Benefits: More sensor data, less maintenance
With its internal data well to house electronics and batteries, the CB-150 offers the flexibility needed to deploy the Shark Lab’s custom sensing technology in a small package that is easy to transport and deploy. The topside solar panels allow for continuous operation with minimal required maintenance. The CB-150 buoy enables the SharkLab to monitor shark locations in real-time. In addition to getting data quickly, a cellular modem also transmits data that helps identify issues with sensors or receivers when they occur, ensuring less downtime.
At a lower unit cost than many other platforms available, the Shark Lab has expanded the network of monitoring stations as funding has become available. There are now around 100 acoustic receivers in the network of monitoring sites. A growing number of these are real-time platforms with the CB-150 buoy.
Result: Increased understanding
The sensor data provided by the Shark Lab’s tracking program is already yielding interesting results about shark behavioral patterns. For example, an explanation has emerged as to why there have been so many white shark sightings in shallow waters near beaches in recent years.
“It was a shock (to see so many sharks) because they have been in trouble for a while. When we started to look at the behavioral data, a lot of things began to make sense,” Lowe said. “These are all juveniles. One of the things we’ve learned – juvenile white sharks use beach habitats and beach lagoons. They spend more time in these areas.”
Besides just shark movement, sensing technology also monitors environmental conditions and other species like stingrays that sharks feed on. The more comprehensive data sets that are collected, the more complete picture of shark behavior and how it might evolve in a changing climate can be formed.
The bottom line
A reliable monitoring platform increases the potential for valuable data collection. In the case of the Shark Lab, Lowe hopes this will translate into a more informed public and long-term sustainable balance.
“All of this should be used as an educational tool.
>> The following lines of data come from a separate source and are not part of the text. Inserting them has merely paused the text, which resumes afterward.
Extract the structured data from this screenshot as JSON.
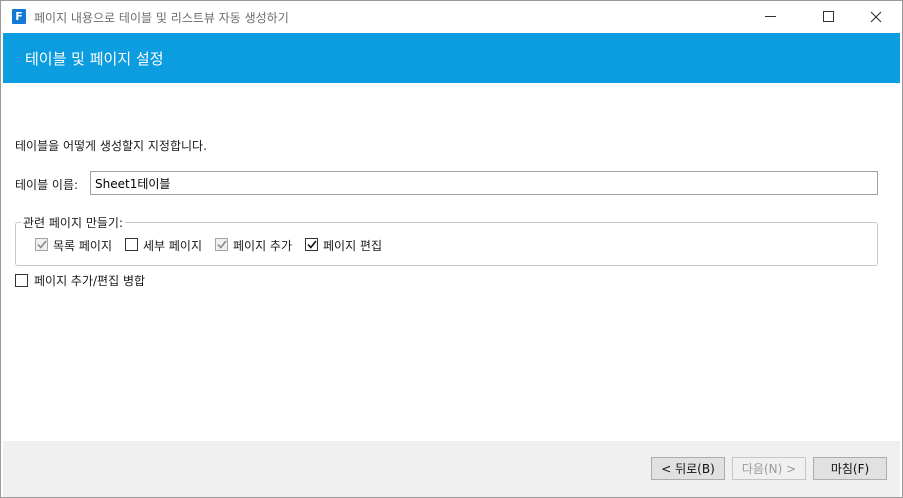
{
  "window": {
    "title": "페이지 내용으로 테이블 및 리스트뷰 자동 생성하기",
    "app_icon_letter": "F"
  },
  "header": {
    "title": "테이블 및 페이지 설정"
  },
  "body": {
    "instruction": "테이블을 어떻게 생성할지 지정합니다.",
    "table_name_label": "테이블 이름:",
    "table_name_value": "Sheet1테이블",
    "group_label": "관련 페이지 만들기:",
    "checkboxes": [
      {
        "label": "목록 페이지",
        "checked": true,
        "enabled": false
      },
      {
        "label": "세부 페이지",
        "checked": false,
        "enabled": true
      },
      {
        "label": "페이지 추가",
        "checked": true,
        "enabled": false
      },
      {
        "label": "페이지 편집",
        "checked": true,
        "enabled": true
      }
    ],
    "merge": {
      "label": "페이지 추가/편집 병합",
      "checked": false
    }
  },
  "footer": {
    "back_label": "< 뒤로(B)",
    "next_label": "다음(N) >",
    "finish_label": "마침(F)"
  },
  "colors": {
    "header_bg": "#0b9de0",
    "footer_bg": "#f0f0f0"
  }
}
We can’t tag every shark, but if we tag a decent number and study their behavior, we start to understand their behavioral patterns, which ultimately will help us share the ocean with them.”
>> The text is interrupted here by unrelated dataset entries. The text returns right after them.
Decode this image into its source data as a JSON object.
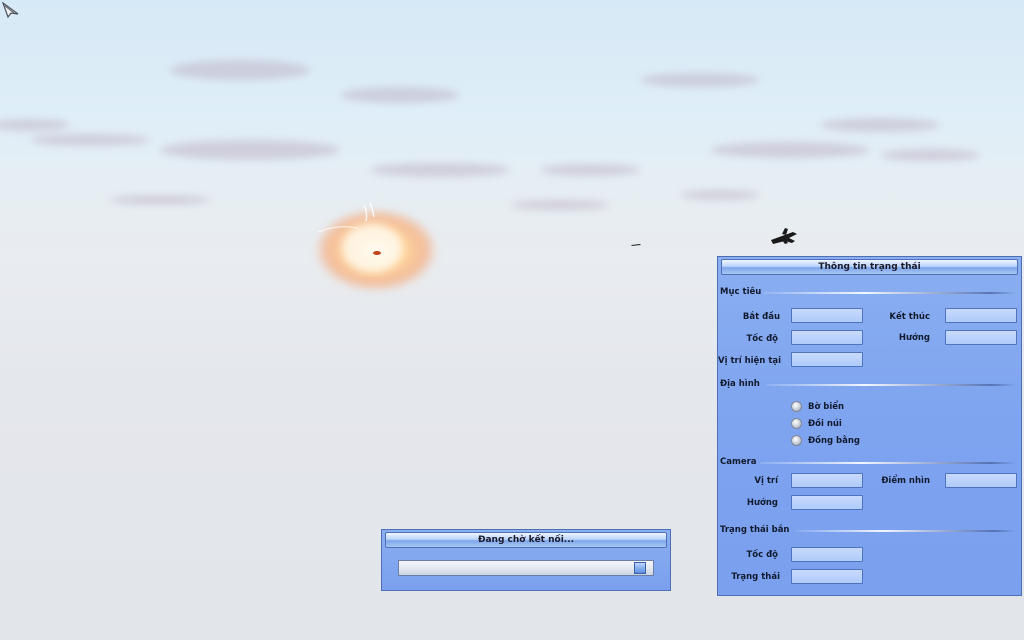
{
  "status_panel": {
    "title": "Thông tin trạng thái",
    "target": {
      "heading": "Mục tiêu",
      "start_label": "Bắt đầu",
      "end_label": "Kết thúc",
      "speed_label": "Tốc độ",
      "direction_label": "Hướng",
      "current_position_label": "Vị trí hiện tại",
      "start_value": "",
      "end_value": "",
      "speed_value": "",
      "direction_value": "",
      "current_position_value": ""
    },
    "terrain": {
      "heading": "Địa hình",
      "options": [
        "Bờ biển",
        "Đồi núi",
        "Đồng bằng"
      ]
    },
    "camera": {
      "heading": "Camera",
      "position_label": "Vị trí",
      "viewpoint_label": "Điểm nhìn",
      "direction_label": "Hướng",
      "position_value": "",
      "viewpoint_value": "",
      "direction_value": ""
    },
    "fire_status": {
      "heading": "Trạng thái bắn",
      "speed_label": "Tốc độ",
      "status_label": "Trạng thái",
      "speed_value": "",
      "status_value": ""
    }
  },
  "connection_dialog": {
    "title": "Đang chờ kết nối...",
    "progress": 0.97
  },
  "colors": {
    "panel_bg": "#7ea4f0",
    "titlebar": "#bcd4fa",
    "field_bg": "#aecbfa",
    "sky_top": "#d6e9f6",
    "haze": "#e4e7ec",
    "explosion": "#ffcf88"
  }
}
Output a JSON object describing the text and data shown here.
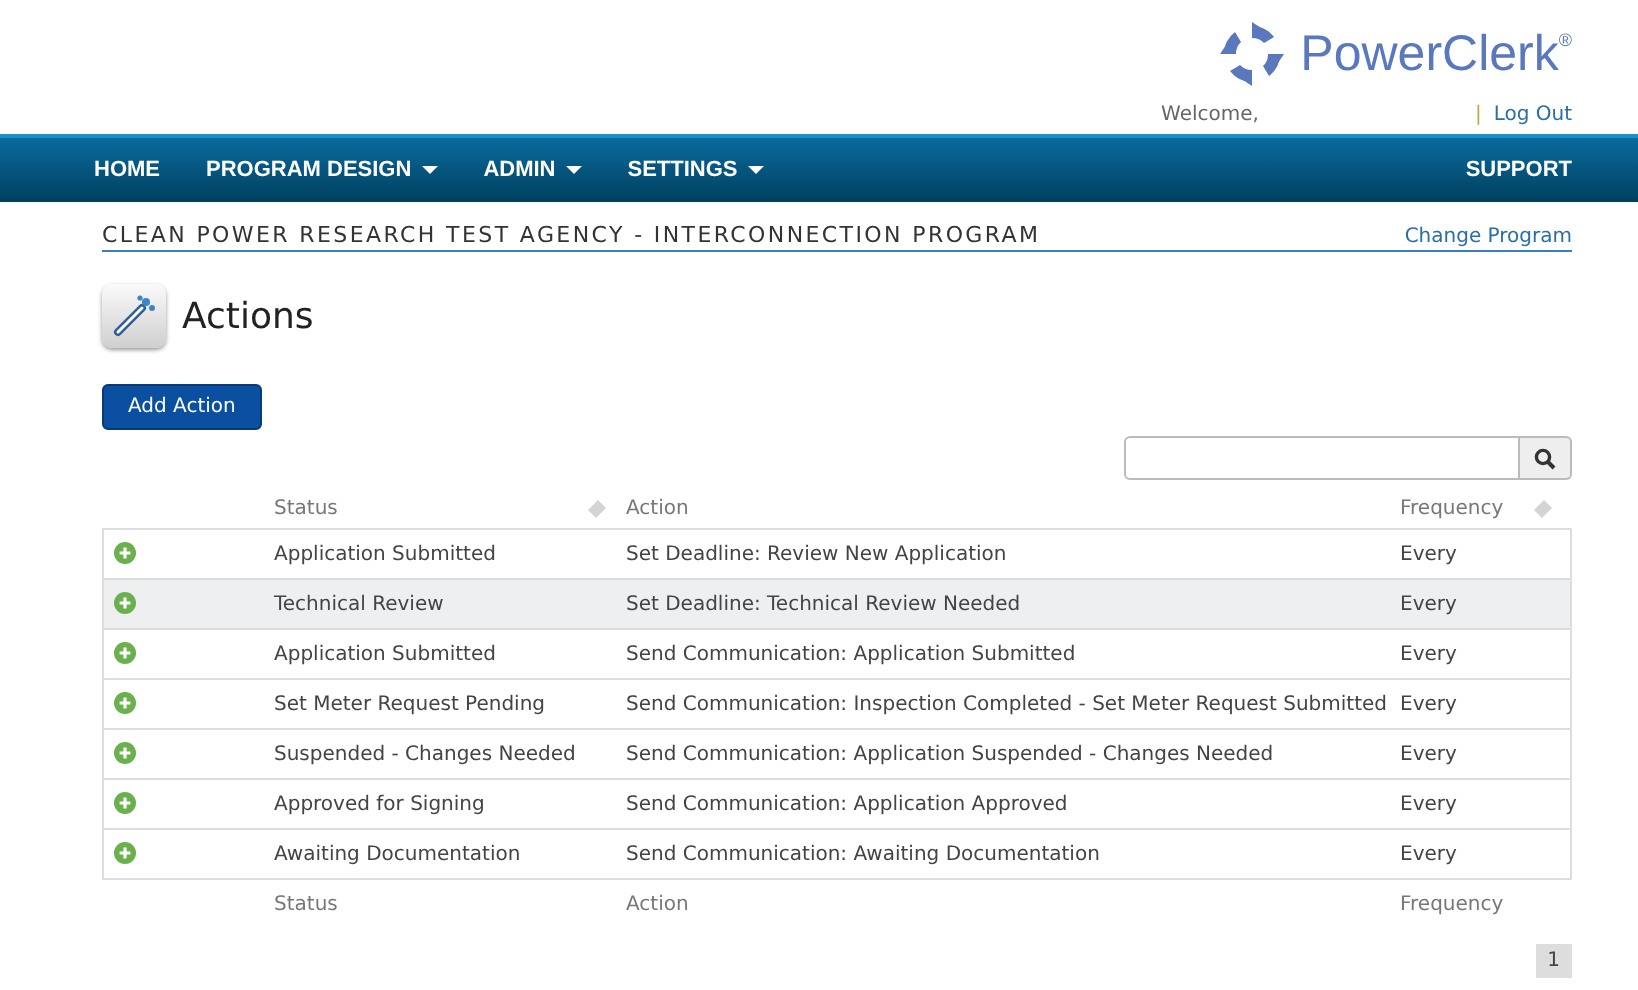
{
  "brand": {
    "name": "PowerClerk",
    "mark": "®"
  },
  "user_bar": {
    "welcome": "Welcome,",
    "separator": "|",
    "logout": "Log Out"
  },
  "nav": {
    "items": [
      {
        "label": "HOME",
        "dropdown": false
      },
      {
        "label": "PROGRAM DESIGN",
        "dropdown": true
      },
      {
        "label": "ADMIN",
        "dropdown": true
      },
      {
        "label": "SETTINGS",
        "dropdown": true
      }
    ],
    "right": "SUPPORT"
  },
  "program": {
    "title": "CLEAN POWER RESEARCH TEST AGENCY - INTERCONNECTION PROGRAM",
    "change_link": "Change Program"
  },
  "page_title": "Actions",
  "add_button": "Add Action",
  "search_button": {
    "kind": "search"
  },
  "table": {
    "columns": [
      {
        "label": "Status",
        "sortable": true
      },
      {
        "label": "Action",
        "sortable": false
      },
      {
        "label": "Frequency",
        "sortable": true
      }
    ],
    "rows": [
      {
        "status": "Application Submitted",
        "action": "Set Deadline: Review New Application",
        "frequency": "Every",
        "selected": false
      },
      {
        "status": "Technical Review",
        "action": "Set Deadline: Technical Review Needed",
        "frequency": "Every",
        "selected": true
      },
      {
        "status": "Application Submitted",
        "action": "Send Communication: Application Submitted",
        "frequency": "Every",
        "selected": false
      },
      {
        "status": "Set Meter Request Pending",
        "action": "Send Communication: Inspection Completed - Set Meter Request Submitted",
        "frequency": "Every",
        "selected": false
      },
      {
        "status": "Suspended - Changes Needed",
        "action": "Send Communication: Application Suspended - Changes Needed",
        "frequency": "Every",
        "selected": false
      },
      {
        "status": "Approved for Signing",
        "action": "Send Communication: Application Approved",
        "frequency": "Every",
        "selected": false
      },
      {
        "status": "Awaiting Documentation",
        "action": "Send Communication: Awaiting Documentation",
        "frequency": "Every",
        "selected": false
      }
    ],
    "footer": [
      "Status",
      "Action",
      "Frequency"
    ]
  },
  "pagination": [
    {
      "label": "1",
      "selected": true
    }
  ]
}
The NexSens CB-150 Data Buoy is ideal for deployment in lakes, rivers, coastal waters, harbors, estuaries and other freshwater or marine environments.